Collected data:
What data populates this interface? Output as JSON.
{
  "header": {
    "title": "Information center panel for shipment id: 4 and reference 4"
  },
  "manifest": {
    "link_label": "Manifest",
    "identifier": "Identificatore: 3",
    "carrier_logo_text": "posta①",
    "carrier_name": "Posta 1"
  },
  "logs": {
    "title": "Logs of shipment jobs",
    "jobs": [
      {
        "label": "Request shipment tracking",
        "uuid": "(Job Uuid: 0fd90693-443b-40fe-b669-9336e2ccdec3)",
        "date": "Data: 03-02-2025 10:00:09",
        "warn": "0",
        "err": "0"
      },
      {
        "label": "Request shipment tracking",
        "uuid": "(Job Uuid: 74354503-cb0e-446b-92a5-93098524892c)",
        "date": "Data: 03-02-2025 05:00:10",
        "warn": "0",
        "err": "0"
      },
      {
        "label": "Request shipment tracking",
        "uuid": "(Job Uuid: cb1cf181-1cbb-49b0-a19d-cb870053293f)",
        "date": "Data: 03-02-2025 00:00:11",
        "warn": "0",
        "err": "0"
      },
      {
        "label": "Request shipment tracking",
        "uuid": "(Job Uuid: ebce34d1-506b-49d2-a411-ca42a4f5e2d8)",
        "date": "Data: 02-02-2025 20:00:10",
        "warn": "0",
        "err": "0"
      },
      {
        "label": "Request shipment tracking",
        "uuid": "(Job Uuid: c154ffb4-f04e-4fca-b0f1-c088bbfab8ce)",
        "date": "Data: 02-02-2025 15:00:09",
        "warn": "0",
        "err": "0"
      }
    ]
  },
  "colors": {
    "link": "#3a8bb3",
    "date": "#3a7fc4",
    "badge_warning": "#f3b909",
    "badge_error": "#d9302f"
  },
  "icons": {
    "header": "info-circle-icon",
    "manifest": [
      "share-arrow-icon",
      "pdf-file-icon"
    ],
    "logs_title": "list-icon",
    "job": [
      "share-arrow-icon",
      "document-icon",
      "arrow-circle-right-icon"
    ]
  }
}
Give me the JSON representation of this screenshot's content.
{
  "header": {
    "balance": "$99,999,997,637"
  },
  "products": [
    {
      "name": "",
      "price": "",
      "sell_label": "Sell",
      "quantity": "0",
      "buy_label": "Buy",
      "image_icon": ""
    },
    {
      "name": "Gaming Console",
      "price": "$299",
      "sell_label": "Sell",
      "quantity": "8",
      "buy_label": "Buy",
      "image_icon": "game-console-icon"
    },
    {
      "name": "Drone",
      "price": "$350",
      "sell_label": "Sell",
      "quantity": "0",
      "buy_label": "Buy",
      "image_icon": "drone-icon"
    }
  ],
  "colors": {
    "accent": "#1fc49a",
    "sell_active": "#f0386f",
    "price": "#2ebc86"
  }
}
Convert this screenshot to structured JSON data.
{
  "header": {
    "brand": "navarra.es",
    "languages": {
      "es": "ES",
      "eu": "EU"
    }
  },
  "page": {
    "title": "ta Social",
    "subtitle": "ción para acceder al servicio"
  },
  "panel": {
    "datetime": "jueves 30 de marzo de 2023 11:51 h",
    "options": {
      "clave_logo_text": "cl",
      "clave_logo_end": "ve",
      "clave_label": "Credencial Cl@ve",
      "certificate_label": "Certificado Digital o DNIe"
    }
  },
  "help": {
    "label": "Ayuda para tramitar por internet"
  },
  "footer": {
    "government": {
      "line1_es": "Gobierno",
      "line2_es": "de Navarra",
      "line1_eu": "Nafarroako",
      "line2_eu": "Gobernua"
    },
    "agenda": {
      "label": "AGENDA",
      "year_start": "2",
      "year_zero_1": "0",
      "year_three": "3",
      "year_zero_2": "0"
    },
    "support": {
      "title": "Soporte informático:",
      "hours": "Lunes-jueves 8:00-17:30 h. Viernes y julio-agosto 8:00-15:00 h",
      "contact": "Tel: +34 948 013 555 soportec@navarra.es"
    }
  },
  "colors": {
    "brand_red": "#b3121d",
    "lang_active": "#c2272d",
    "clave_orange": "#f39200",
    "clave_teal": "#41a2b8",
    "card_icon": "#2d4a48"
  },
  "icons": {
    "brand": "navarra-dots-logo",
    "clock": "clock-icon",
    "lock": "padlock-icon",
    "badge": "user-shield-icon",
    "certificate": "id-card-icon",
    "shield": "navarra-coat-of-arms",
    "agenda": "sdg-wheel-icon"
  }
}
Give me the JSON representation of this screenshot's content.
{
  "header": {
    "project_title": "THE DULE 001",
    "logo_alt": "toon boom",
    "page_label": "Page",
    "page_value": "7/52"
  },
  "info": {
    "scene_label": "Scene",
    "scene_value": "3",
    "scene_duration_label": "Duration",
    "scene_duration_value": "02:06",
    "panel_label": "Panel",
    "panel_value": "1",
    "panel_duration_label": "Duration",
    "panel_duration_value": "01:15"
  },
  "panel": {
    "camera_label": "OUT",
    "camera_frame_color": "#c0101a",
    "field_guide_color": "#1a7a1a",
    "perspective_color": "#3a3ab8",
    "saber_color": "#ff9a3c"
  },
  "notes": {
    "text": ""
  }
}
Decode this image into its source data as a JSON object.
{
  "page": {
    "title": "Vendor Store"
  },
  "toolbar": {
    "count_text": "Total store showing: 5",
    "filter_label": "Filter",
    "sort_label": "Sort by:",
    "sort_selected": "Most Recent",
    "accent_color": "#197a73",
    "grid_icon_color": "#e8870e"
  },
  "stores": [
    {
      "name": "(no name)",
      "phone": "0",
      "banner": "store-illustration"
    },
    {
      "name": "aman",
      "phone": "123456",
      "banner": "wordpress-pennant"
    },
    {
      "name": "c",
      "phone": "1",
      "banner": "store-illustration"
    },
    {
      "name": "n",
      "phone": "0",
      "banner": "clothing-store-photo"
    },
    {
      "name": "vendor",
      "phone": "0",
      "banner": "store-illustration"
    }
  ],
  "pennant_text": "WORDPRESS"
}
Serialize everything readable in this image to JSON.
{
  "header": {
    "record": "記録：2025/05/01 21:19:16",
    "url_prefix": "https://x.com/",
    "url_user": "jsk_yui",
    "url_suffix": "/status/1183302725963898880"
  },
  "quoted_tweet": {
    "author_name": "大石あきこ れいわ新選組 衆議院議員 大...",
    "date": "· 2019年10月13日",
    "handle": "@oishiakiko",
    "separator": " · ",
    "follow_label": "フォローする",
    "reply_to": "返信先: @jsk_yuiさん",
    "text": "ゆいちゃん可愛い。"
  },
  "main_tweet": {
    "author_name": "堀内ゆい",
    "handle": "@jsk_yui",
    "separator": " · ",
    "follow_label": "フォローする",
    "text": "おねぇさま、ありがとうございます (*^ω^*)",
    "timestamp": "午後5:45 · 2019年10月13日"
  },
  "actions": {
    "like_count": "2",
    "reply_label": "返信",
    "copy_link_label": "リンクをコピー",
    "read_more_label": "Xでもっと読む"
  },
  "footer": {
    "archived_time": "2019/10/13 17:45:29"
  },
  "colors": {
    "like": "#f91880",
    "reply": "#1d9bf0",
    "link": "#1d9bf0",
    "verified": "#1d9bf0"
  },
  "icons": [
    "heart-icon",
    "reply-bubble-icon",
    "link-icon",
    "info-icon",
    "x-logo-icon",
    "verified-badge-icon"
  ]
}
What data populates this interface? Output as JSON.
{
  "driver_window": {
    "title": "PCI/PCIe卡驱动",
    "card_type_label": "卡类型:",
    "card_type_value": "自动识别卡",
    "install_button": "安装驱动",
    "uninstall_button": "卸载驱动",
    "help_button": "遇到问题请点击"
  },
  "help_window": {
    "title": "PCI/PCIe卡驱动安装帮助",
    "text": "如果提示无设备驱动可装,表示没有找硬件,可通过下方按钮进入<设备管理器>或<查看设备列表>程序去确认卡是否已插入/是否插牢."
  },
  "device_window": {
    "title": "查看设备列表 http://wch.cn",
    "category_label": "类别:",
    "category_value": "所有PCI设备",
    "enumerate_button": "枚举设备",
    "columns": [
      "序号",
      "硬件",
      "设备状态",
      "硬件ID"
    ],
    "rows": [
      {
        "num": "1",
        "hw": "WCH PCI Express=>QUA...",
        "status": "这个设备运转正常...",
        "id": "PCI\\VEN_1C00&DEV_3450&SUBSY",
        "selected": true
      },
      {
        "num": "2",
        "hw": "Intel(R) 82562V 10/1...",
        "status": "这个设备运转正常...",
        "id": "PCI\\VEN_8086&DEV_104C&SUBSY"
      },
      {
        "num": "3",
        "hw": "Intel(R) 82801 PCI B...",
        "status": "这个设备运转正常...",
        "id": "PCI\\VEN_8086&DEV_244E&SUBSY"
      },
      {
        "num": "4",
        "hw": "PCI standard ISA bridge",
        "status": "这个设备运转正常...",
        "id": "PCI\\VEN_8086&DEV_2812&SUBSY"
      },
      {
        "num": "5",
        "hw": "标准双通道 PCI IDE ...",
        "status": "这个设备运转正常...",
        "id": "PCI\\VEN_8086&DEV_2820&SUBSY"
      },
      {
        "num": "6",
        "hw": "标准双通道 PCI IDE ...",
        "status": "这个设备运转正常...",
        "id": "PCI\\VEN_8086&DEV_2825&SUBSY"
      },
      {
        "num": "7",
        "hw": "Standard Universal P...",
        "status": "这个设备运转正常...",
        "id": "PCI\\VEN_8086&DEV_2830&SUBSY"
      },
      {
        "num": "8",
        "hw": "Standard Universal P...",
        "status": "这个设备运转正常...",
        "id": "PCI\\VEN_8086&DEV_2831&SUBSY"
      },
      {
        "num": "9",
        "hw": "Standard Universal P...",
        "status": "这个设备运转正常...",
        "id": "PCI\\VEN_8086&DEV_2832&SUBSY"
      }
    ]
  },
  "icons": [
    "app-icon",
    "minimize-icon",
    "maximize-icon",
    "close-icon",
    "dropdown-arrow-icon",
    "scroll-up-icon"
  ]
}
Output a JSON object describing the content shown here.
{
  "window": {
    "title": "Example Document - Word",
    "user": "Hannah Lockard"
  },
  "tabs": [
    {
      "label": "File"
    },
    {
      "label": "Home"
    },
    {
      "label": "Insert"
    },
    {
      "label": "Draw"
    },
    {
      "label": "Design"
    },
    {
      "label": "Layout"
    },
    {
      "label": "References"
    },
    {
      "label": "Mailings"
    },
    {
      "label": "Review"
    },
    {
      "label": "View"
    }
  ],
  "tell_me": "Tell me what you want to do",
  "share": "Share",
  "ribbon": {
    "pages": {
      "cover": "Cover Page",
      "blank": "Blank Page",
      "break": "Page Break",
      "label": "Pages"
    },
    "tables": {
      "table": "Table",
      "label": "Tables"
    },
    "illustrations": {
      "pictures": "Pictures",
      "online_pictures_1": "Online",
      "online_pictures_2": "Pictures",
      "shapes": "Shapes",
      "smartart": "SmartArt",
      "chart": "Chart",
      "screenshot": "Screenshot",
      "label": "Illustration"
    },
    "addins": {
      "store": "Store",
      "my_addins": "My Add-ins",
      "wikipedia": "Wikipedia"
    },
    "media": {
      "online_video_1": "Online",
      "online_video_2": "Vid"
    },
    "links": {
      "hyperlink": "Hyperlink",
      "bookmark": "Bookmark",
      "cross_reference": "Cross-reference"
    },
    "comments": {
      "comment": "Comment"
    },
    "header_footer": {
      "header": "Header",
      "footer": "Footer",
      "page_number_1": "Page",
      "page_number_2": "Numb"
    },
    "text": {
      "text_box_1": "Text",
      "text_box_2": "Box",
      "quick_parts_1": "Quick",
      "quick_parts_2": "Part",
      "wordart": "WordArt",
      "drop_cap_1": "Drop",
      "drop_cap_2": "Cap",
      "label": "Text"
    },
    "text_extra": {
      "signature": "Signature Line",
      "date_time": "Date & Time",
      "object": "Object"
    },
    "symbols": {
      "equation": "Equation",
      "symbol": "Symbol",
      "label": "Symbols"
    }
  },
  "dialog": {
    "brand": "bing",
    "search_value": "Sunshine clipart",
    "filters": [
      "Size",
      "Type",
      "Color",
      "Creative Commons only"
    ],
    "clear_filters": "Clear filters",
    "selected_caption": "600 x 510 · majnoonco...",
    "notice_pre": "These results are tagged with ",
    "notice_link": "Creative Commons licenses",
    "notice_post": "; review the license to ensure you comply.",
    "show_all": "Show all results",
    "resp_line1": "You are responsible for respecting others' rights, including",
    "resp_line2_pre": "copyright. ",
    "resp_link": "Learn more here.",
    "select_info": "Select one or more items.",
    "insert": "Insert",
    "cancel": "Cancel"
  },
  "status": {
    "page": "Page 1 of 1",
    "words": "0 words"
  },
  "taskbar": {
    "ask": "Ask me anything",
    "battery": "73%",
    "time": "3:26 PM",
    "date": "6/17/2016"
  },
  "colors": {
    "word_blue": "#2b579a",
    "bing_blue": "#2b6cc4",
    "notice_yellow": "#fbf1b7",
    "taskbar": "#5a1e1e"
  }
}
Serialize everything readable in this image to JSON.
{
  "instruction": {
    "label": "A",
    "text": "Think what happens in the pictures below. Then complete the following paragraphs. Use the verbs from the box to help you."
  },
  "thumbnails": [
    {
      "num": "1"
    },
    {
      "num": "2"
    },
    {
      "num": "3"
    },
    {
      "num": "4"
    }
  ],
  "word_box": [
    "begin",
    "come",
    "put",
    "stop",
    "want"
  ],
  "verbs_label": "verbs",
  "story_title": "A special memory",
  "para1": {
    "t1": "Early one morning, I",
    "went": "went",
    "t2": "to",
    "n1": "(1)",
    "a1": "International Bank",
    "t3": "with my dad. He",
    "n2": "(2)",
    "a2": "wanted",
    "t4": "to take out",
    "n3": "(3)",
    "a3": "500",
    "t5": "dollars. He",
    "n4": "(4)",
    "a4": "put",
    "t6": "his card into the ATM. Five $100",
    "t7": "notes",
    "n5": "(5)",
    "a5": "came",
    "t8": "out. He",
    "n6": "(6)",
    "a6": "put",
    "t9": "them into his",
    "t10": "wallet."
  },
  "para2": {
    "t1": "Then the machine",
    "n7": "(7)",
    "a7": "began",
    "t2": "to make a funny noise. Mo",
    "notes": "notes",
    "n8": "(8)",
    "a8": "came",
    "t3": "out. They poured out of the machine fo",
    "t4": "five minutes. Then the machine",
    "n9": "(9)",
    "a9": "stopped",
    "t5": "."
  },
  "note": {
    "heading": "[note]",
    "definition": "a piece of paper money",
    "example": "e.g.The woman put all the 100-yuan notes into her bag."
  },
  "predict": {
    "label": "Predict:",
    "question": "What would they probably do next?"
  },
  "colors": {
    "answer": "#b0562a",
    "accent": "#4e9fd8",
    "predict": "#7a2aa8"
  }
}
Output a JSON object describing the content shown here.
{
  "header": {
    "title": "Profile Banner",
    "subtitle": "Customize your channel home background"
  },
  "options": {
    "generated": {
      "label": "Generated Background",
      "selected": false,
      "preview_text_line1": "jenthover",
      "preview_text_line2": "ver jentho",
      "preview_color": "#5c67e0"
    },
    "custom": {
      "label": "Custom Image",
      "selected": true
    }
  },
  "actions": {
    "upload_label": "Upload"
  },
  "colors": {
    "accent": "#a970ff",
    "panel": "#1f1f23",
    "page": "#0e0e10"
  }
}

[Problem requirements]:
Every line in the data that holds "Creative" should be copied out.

[Your solution]:
      "Creative Commons only"
    "notice_link": "Creative Commons licenses",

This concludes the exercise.